Images Rights
Paolo Cirio
September 14 - November 16, 2019

NOME is pleased to present a solo exhibition by Paolo Cirio. The exhibition Images Rights will include three new series of works that expand upon Cirio’s concept of Internet Photography, with a particular focus on the economic, legal, and semantic values of photos circulating online.

Cirio’s new works explore various modes of appropriation to address the political economy of images. Rather than authorship, these artworks problematize the ownership, liability, and social responsibility of the production and distribution of photos on the Internet. His artworks inquire into the need for regulations, fairness, and ethics in the economy of images, at a time when photos on the Internet drive negative social values, outrageous financial speculations, and monopolies of knowledge.

How we see images extends beyond the visual field. The images in Cirio’s works are constrained, performed, and bound by legal, financial, and linguistic devices that transform their value and meaning. Cirio’s new series Attention, Property, and Derivatives each examine, respectively: images as attention economy, images as capital, and images as finance.

The series Attention appropriated photos by influencers promoting controversial products without disclosing them as paid advertisements. The compositions make use of the original photographs and enlarged body parts, expressions, poses, and products.

Property adopts the semantics of appropriation art through transforming images into compositions of colored shapes and texts, which merge with the prints of the original photos appropriated from Getty’s websites.

Derivatives is composed of hundreds of images and records of artworks appropriated from Sotheby’s auctions to turn them into further financial derivatives.
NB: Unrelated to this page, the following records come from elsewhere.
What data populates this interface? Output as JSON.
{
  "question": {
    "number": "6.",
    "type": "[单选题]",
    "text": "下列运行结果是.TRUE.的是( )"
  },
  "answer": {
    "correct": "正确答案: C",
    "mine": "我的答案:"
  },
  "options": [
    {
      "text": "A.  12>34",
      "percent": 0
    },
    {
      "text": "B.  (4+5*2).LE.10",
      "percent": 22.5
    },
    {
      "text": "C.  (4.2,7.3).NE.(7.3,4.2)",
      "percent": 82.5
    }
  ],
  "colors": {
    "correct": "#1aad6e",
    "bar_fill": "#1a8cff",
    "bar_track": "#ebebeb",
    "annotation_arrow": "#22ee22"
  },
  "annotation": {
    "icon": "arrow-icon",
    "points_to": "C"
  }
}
The photos of the artworks sold for the highest price at the auctions are printed on canvas with their prices overlaying the images.
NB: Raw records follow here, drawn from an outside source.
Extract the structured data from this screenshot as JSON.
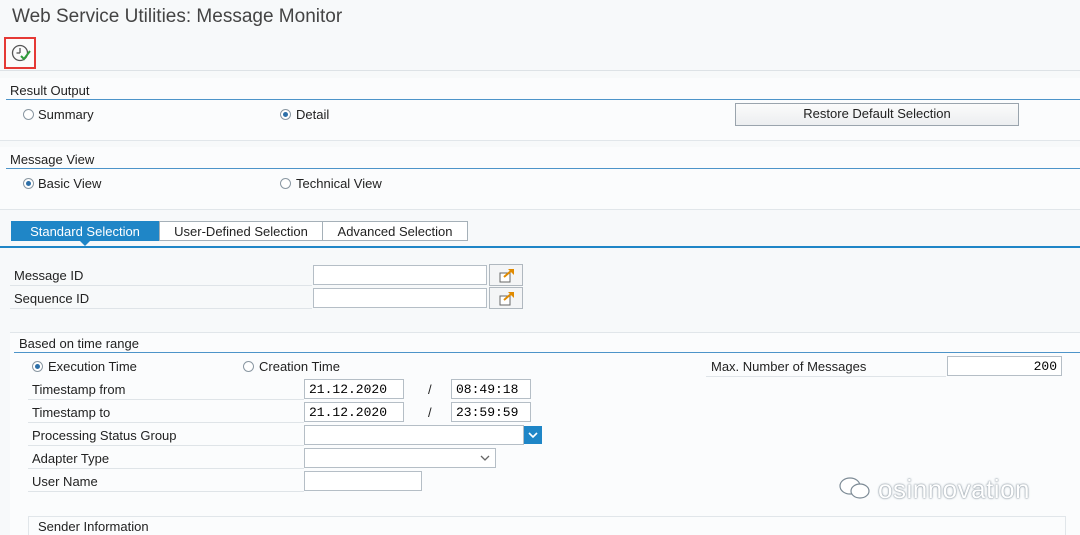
{
  "window": {
    "title": "Web Service Utilities: Message Monitor"
  },
  "toolbar": {
    "execute_icon": "execute-clock-icon"
  },
  "result_output": {
    "title": "Result Output",
    "options": [
      {
        "label": "Summary",
        "selected": false
      },
      {
        "label": "Detail",
        "selected": true
      }
    ],
    "restore_button": "Restore Default Selection"
  },
  "message_view": {
    "title": "Message View",
    "options": [
      {
        "label": "Basic View",
        "selected": true
      },
      {
        "label": "Technical View",
        "selected": false
      }
    ]
  },
  "tabs": [
    {
      "label": "Standard Selection",
      "active": true
    },
    {
      "label": "User-Defined Selection",
      "active": false
    },
    {
      "label": "Advanced Selection",
      "active": false
    }
  ],
  "ids": {
    "message_id_label": "Message ID",
    "message_id_value": "",
    "sequence_id_label": "Sequence ID",
    "sequence_id_value": "",
    "multi_select_icon": "multiple-selection-icon"
  },
  "time_range": {
    "title": "Based on time range",
    "execution_time_label": "Execution Time",
    "execution_time_selected": true,
    "creation_time_label": "Creation Time",
    "creation_time_selected": false,
    "timestamp_from_label": "Timestamp from",
    "timestamp_from_date": "21.12.2020",
    "timestamp_from_time": "08:49:18",
    "timestamp_to_label": "Timestamp to",
    "timestamp_to_date": "21.12.2020",
    "timestamp_to_time": "23:59:59",
    "separator": "/",
    "processing_status_label": "Processing Status Group",
    "processing_status_value": "",
    "adapter_type_label": "Adapter Type",
    "adapter_type_value": "",
    "user_name_label": "User Name",
    "user_name_value": "",
    "max_messages_label": "Max. Number of Messages",
    "max_messages_value": "200"
  },
  "sender": {
    "title": "Sender Information"
  },
  "watermark": {
    "text": "osinnovation"
  },
  "colors": {
    "accent": "#1f86c7",
    "highlight_border": "#e53935"
  }
}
Installation shots gallery


Opening: 2019-09-13 18:00:00
Press Release
Unravelling the Image Web by Louise Wolthers